Attachment in Patients with Bipolar and Unipolar Depression: A Comparison with Clinical and Non-clinical Controls
Angelo Picardi1, *, Mauro Pallagrosi2, Laura Fonzi7, Giovanni Martinotti3, Emanuele Caroppo4, Giulio Nicolò Meldolesi5, Giancarlo Di Gennaro6, Marco De Risi6, Massimo Biondi2
Identifiers and Pagination:Year: 2019
First Page: 143
Last Page: 152
Publisher ID: CPEMH-15-143
Article History:Received Date: 25/10/2019
Revision Received Date: 25/11/2019
Acceptance Date: 26/11/2019
Electronic publication date: 31/12/2019
Collection year: 2019
open-access license: This is an open access article distributed under the terms of the Creative Commons Attribution 4.0 International Public License (CC-BY 4.0), a copy of which is available at: https://creativecommons.org/licenses/by/4.0/legalcode. This license permits unrestricted use, distribution, and reproduction in any medium, provided the original author and source are credited.
A link between depression and insecure attachment has long been postulated.
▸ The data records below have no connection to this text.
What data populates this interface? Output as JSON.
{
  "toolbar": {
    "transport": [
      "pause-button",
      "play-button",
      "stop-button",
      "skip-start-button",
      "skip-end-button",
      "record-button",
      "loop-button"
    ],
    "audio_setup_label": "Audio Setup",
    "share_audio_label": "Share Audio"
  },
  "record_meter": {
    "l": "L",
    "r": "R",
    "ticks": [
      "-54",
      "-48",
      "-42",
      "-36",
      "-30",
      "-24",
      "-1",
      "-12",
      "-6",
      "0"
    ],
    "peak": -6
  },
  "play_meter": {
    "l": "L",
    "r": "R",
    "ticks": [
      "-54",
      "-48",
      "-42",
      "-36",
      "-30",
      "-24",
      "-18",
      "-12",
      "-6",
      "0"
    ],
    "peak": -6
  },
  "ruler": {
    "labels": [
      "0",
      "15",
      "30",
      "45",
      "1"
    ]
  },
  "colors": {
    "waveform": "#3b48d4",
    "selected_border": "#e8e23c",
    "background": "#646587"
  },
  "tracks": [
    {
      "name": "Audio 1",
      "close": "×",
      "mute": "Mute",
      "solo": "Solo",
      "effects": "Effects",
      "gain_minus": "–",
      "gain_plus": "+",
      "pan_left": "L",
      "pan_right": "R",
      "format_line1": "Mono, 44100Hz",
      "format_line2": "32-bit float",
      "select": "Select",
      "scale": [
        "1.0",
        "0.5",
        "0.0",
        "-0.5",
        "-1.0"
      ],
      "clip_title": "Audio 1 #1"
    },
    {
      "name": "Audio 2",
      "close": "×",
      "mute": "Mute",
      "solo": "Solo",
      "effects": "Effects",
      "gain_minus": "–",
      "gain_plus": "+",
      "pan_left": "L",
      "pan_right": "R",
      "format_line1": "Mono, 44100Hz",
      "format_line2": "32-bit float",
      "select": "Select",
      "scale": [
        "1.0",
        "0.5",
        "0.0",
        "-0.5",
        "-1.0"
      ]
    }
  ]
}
Although many studies examined the relationship between depressive symptoms and attachment, relatively few studies were performed on patients diagnosed with depression. Also, research on patients with bipolar disorder is scarce.
We aimed at testing the association between attachment insecurity and unipolar and bipolar depression.
We studied 21 patients with bipolar disorder, current episode depressed, and three age- and sex-matched groups, each consisting of 21 individuals: patients with major depressive disorder, recurrent episode; patients with epilepsy; non-clinical participants. The Experience in Close Relationships questionnaire was used to assess adult attachment style.
Patients with both bipolar and unipolar depression displayed significantly higher scores on attachment-related avoidance as compared with patients with epilepsy and non-clinical participants. Also, patients with bipolar depression scored significantly higher on attachment-related anxiety than all other groups. In both psychiatric groups, attachment dimensions were not significantly correlated with global clinical severity or severity of depression.
Despite some study limitations, our results are consistent with some previous studies and provide support to Bowlby's seminal hypothesis that attachment insecurity may predispose to depression. Attachment theory may provide a valuable theoretical framework for future research and for guiding treatment.